Would I still be able to paint on the epoxy layer?
if u really want to... use cloth though if your doing that...


Would it be really weighty (not considering the plaster)?
its[resin] weightyin compairison to fiberglass[cloth]. not plaster.


Would it strengthen the overall armor?
yes, it would, but not nearly as much as the additional cloth would, again, look at my recomendation


Would I be able wear it without getting left over fiberglass in my costume/skin?

um, with what your wanting. your not fiberglassing to begin with... you are resin reinforcing.
I have never had any problems with wearing fiberglass armor though, i have also never used unfinished fiberglass though. all of my armors have been fully sanded, painted, and otherwise sealed, unless you are using unfinished props anyways it really shouldnt be an issue.
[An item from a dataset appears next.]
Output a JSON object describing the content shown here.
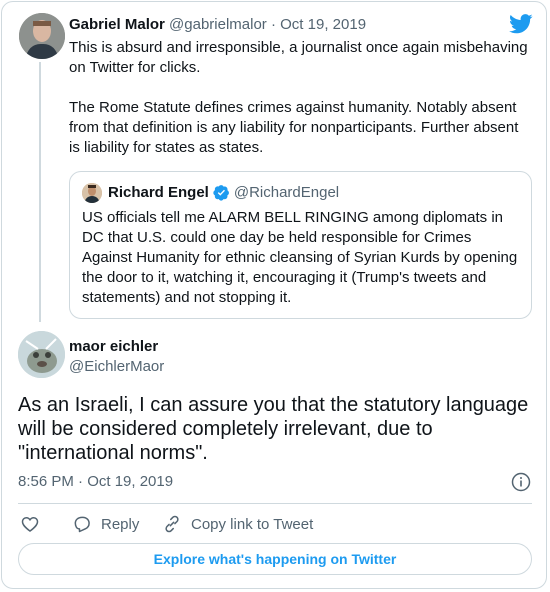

And just for refrence,
Fiberglass is a glass based Fiber, or the 'cloth'.

Celebrimbor
03-07-2005, 01:30 AM
I am making a Vampire Hunter D costume and although foam worked well for Auron's big thick sword I doubt a sword as thin as D's would last long. So does anyone have a suggestion for a good strong, yet light and non-dangerous, material that would be good to use and still look good? Thanks.

Mithril. You can find a lot of it in Felwood.

WoW aside, there is a material I've started looking into. It's called plastic lumber.

http://american-plasticlumber.com/

As a material, it's similiar to plexi in it's ability to be carved and sculpted, but it doesn't have the hideous tendency of plexi to flex and snap. You can drill though it, saw it, and even router it.

I haven't worked with it in props yet, but I have seen it used.